[Originally posted as a page on Thursday November 8, 2012, transferred to a standard post on Thursday January 3, 2013.]

Guernsey Cover

“. . .Perhaps there is some secret sort of homing instinct in books that brings them to their perfect readers.  How delightful if that were true. . .”

Yes, it would be, wouldn’t it?  I’d like to think it actually Is true.

Book Excerpts: Beautiful Disaster by Jamie McGuire

Beautiful Disaster

 

[Click on book cover to go to book’s Goodread.com page.]

. . . “It’sHebrew,” Travis said with a nervous grin.
“What does it mean?”
“It says, ‘I belong to my beloved, and my beloved is mine.'” . . .

. . . It wasn’t just me, and it wasn’t just him, it was what we were together that was the exception. . . .

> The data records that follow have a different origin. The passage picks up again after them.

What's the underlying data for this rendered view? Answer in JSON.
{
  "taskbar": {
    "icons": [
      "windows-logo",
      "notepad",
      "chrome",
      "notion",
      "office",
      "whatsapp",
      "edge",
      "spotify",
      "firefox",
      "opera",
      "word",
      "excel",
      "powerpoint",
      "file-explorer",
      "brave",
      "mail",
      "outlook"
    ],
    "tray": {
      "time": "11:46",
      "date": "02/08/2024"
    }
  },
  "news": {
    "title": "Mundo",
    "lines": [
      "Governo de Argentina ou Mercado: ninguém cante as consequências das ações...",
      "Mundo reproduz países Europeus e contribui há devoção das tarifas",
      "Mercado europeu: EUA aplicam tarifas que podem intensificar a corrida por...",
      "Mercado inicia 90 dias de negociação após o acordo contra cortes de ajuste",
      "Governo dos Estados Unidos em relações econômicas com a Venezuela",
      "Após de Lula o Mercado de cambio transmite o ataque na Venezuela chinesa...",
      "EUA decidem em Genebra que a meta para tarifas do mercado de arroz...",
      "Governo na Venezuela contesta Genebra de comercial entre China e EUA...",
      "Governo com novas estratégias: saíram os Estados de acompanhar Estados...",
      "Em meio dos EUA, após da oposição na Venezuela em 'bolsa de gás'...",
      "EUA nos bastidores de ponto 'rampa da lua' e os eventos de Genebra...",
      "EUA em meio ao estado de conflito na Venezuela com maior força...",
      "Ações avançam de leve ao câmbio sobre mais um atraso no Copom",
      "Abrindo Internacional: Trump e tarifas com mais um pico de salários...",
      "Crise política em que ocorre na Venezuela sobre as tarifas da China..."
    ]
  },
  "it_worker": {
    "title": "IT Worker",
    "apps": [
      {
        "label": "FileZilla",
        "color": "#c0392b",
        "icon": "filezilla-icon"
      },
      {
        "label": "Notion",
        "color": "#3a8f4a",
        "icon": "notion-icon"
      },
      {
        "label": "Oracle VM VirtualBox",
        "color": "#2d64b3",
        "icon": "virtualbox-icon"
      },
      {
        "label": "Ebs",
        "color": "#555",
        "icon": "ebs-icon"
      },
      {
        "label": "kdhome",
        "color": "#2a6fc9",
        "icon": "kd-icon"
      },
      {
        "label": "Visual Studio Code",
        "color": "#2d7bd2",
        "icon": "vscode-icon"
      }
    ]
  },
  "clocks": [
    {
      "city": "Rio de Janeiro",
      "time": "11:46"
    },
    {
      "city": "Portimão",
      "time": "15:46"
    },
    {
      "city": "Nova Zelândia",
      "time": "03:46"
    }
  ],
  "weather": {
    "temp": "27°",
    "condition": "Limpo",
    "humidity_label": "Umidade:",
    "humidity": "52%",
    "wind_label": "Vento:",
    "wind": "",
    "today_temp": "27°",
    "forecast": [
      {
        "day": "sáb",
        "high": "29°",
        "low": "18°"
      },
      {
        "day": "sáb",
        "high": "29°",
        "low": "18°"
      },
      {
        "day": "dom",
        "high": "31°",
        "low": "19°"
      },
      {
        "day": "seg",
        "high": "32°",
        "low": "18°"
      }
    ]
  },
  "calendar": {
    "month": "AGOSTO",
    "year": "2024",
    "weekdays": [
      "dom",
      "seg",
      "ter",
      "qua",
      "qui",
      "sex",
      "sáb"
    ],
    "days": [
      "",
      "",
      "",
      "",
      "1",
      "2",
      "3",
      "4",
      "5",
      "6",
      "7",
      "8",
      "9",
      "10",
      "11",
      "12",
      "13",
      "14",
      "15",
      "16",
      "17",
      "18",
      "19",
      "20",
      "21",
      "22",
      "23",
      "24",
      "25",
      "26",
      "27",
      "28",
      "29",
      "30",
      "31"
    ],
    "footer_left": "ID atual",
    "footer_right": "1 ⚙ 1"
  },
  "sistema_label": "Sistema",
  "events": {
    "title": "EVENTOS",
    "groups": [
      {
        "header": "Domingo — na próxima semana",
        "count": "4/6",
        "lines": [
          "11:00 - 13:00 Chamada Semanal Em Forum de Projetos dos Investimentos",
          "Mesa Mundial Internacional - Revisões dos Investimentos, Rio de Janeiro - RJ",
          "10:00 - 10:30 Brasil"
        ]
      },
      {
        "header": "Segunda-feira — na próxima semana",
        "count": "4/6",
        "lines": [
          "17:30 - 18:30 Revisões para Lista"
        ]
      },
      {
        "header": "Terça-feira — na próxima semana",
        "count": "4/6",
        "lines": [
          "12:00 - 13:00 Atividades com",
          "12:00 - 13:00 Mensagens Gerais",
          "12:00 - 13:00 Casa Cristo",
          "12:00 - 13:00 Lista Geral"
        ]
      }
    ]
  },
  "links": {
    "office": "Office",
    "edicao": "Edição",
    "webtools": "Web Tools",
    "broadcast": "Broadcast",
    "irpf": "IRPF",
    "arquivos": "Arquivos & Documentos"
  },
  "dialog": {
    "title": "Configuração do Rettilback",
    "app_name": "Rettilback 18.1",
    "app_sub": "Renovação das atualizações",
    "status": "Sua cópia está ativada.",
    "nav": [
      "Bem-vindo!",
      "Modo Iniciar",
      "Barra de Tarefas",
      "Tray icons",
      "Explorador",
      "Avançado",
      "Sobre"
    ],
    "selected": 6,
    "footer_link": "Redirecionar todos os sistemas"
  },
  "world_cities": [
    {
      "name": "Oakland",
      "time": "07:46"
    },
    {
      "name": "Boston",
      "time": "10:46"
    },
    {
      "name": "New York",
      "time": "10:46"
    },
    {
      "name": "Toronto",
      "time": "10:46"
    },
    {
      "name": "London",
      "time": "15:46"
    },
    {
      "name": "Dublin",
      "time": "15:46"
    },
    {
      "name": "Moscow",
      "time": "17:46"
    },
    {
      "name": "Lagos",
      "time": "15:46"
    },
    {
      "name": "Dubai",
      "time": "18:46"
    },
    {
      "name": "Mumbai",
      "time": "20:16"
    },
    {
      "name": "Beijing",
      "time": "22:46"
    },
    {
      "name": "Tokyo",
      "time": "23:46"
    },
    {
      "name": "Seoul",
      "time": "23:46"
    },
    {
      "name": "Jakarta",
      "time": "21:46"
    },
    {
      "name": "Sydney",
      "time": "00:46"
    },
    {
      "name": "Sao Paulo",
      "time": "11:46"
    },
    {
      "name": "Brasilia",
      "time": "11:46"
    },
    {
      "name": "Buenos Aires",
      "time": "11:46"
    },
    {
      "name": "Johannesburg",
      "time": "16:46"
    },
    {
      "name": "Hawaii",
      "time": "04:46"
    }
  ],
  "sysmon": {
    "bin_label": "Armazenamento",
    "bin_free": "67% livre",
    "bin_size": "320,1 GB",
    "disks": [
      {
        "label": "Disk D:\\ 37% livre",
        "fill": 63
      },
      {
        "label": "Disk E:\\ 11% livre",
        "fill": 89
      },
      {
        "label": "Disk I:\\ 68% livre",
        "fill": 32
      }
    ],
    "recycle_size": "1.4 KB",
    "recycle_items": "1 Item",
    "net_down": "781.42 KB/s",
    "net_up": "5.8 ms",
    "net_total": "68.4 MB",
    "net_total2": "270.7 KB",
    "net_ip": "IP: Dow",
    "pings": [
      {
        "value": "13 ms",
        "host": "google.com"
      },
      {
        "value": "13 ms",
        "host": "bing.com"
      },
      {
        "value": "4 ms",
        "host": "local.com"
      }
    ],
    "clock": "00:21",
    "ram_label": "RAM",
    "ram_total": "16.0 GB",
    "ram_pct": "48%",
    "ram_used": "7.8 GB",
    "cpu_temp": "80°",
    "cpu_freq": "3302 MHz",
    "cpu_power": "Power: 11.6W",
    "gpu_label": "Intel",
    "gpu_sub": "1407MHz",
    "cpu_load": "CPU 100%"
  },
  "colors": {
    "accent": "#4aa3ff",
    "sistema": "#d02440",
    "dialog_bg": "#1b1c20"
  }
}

. . . “I knew the second I met you that there was something about you I needed.  Turns out it wasn’t something about you at all.  It was just you.” . . .